TASK ITEM
Every line of the material must be given again verbatim. Skip the images.
EXTRACTED ENTRIES section start
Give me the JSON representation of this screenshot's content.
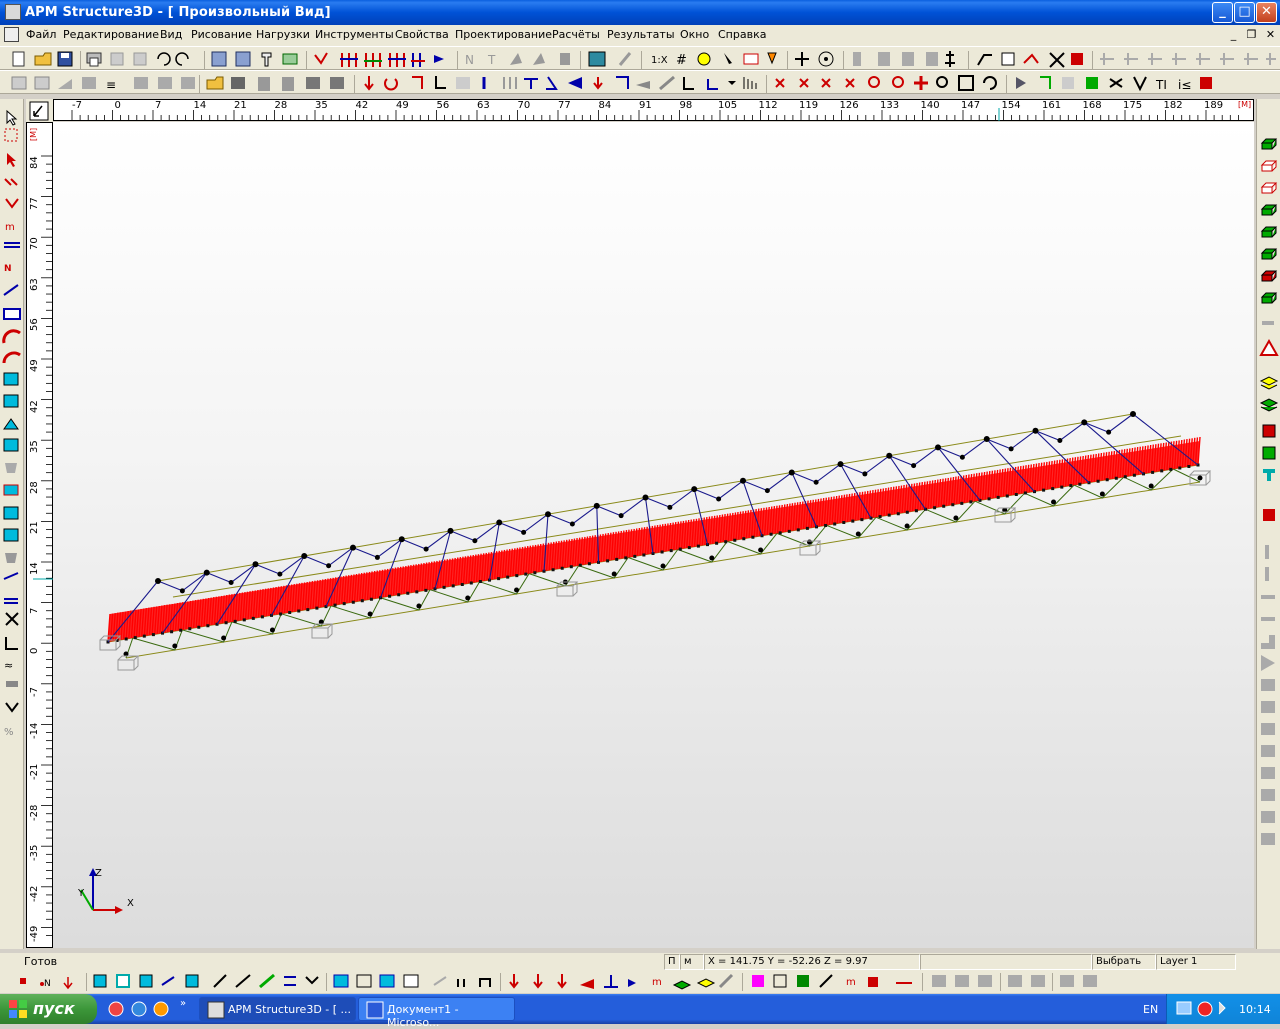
{
  "window": {
    "title": "APM Structure3D - [ Произвольный Вид]",
    "min_label": "_",
    "max_label": "□",
    "close_label": "✕"
  },
  "menu": {
    "items": [
      "Файл",
      "Редактирование",
      "Вид",
      "Рисование",
      "Нагрузки",
      "Инструменты",
      "Свойства",
      "Проектирование",
      "Расчёты",
      "Результаты",
      "Окно",
      "Справка"
    ],
    "mdi_min": "_",
    "mdi_restore": "❐",
    "mdi_close": "✕"
  },
  "rulers": {
    "unit": "[M]",
    "h_ticks": [
      "-7",
      "0",
      "7",
      "14",
      "21",
      "28",
      "35",
      "42",
      "49",
      "56",
      "63",
      "70",
      "77",
      "84",
      "91",
      "98",
      "105",
      "112",
      "119",
      "126",
      "133",
      "140",
      "147",
      "154",
      "161",
      "168",
      "175",
      "182",
      "189"
    ],
    "v_ticks": [
      "84",
      "77",
      "70",
      "63",
      "56",
      "49",
      "42",
      "35",
      "28",
      "21",
      "14",
      "7",
      "0",
      "-7",
      "-14",
      "-21",
      "-28",
      "-35",
      "-42",
      "-49"
    ]
  },
  "axes": {
    "z": "Z",
    "y": "Y",
    "x": "X"
  },
  "status": {
    "ready": "Готов",
    "p_label": "П",
    "m_label": "м",
    "coords": "X = 141.75 Y = -52.26 Z = 9.97",
    "mode": "Выбрать",
    "layer": "Layer 1"
  },
  "taskbar": {
    "start": "пуск",
    "items": [
      {
        "label": "APM Structure3D - [ ..."
      },
      {
        "label": "Документ1 - Microso..."
      }
    ],
    "lang": "EN",
    "time": "10:14"
  },
  "colors": {
    "load_red": "#ff0000",
    "truss_blue": "#1a1a8c",
    "chord_olive": "#8a8a1a",
    "node_black": "#000000"
  }
}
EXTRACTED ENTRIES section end
EXERCISE SOLUTION
Give me the JSON representation of this screenshot's content.
{
  "window": {
    "title": "APM Structure3D - [ Произвольный Вид]",
    "min_label": "_",
    "max_label": "□",
    "close_label": "✕"
  },
  "menu": {
    "items": [
      "Файл",
      "Редактирование",
      "Вид",
      "Рисование",
      "Нагрузки",
      "Инструменты",
      "Свойства",
      "Проектирование",
      "Расчёты",
      "Результаты",
      "Окно",
      "Справка"
    ],
    "mdi_min": "_",
    "mdi_restore": "❐",
    "mdi_close": "✕"
  },
  "rulers": {
    "unit": "[M]",
    "h_ticks": [
      "-7",
      "0",
      "7",
      "14",
      "21",
      "28",
      "35",
      "42",
      "49",
      "56",
      "63",
      "70",
      "77",
      "84",
      "91",
      "98",
      "105",
      "112",
      "119",
      "126",
      "133",
      "140",
      "147",
      "154",
      "161",
      "168",
      "175",
      "182",
      "189"
    ],
    "v_ticks": [
      "84",
      "77",
      "70",
      "63",
      "56",
      "49",
      "42",
      "35",
      "28",
      "21",
      "14",
      "7",
      "0",
      "-7",
      "-14",
      "-21",
      "-28",
      "-35",
      "-42",
      "-49"
    ]
  },
  "axes": {
    "z": "Z",
    "y": "Y",
    "x": "X"
  },
  "status": {
    "ready": "Готов",
    "p_label": "П",
    "m_label": "м",
    "coords": "X = 141.75 Y = -52.26 Z = 9.97",
    "mode": "Выбрать",
    "layer": "Layer 1"
  },
  "taskbar": {
    "start": "пуск",
    "items": [
      {
        "label": "APM Structure3D - [ ..."
      },
      {
        "label": "Документ1 - Microso..."
      }
    ],
    "lang": "EN",
    "time": "10:14"
  },
  "colors": {
    "load_red": "#ff0000",
    "truss_blue": "#1a1a8c",
    "chord_olive": "#8a8a1a",
    "node_black": "#000000"
  }
}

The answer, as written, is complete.